#### WHAT NEEDS TO BE DONE:
Your answer should hold all lines of the entries that include the word "Total".

(Beginning of DATA FOR PROCESSING)

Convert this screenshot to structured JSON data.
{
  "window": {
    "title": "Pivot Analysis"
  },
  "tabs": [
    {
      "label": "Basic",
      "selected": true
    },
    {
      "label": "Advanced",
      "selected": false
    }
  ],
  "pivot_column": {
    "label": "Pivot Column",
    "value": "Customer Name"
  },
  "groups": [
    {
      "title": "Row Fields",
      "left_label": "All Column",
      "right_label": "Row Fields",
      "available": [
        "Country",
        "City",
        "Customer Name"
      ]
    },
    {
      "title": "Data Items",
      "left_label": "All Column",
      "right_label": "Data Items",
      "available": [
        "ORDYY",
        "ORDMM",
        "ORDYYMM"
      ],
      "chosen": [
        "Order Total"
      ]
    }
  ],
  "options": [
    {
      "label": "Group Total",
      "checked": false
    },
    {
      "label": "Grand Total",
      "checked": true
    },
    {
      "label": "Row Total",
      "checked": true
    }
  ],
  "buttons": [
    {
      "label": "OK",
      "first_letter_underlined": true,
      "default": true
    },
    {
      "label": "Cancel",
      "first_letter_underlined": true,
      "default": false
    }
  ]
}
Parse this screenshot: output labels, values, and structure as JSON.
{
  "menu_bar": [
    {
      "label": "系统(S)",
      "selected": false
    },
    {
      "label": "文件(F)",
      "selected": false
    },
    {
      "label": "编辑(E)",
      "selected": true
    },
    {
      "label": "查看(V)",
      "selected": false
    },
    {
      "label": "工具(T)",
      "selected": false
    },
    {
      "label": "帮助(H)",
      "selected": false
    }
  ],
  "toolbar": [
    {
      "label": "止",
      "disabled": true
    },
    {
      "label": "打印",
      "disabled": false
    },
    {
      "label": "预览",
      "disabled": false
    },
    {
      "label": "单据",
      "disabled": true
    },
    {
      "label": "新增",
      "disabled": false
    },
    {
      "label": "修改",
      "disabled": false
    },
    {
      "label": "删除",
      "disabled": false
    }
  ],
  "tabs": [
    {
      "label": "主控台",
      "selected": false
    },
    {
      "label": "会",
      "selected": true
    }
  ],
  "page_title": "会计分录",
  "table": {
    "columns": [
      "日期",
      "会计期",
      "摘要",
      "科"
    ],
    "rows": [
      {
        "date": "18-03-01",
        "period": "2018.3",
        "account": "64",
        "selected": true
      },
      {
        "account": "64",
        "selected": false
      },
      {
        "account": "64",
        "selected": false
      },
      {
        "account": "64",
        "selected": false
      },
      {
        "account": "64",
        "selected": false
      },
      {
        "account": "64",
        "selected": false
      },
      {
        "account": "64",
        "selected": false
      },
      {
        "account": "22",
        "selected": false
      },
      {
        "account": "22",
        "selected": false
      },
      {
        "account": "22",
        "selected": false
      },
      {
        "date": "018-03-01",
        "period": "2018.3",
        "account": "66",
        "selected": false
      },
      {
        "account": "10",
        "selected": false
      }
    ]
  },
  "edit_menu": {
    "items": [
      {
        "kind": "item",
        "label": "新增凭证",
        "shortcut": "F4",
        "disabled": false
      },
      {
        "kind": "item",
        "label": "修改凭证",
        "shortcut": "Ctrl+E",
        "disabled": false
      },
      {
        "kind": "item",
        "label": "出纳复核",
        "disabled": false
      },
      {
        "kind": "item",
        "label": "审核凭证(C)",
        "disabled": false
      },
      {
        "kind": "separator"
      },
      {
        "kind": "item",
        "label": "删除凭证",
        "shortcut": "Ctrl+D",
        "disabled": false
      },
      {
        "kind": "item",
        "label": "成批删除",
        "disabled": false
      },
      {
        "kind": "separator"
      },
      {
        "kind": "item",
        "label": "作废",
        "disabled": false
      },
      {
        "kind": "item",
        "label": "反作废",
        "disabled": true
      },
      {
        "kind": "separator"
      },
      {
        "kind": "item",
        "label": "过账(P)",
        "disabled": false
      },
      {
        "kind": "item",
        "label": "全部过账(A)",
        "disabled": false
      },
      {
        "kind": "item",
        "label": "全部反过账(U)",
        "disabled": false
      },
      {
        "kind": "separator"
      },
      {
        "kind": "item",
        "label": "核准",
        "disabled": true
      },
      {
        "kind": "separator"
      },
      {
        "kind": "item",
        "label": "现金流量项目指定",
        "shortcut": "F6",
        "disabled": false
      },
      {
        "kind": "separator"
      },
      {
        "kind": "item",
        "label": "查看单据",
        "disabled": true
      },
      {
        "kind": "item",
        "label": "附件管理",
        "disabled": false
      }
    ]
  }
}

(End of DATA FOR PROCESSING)

#### WRITTEN RESPONSE:
        "Order Total"
      "label": "Group Total",
      "label": "Grand Total",
      "label": "Row Total",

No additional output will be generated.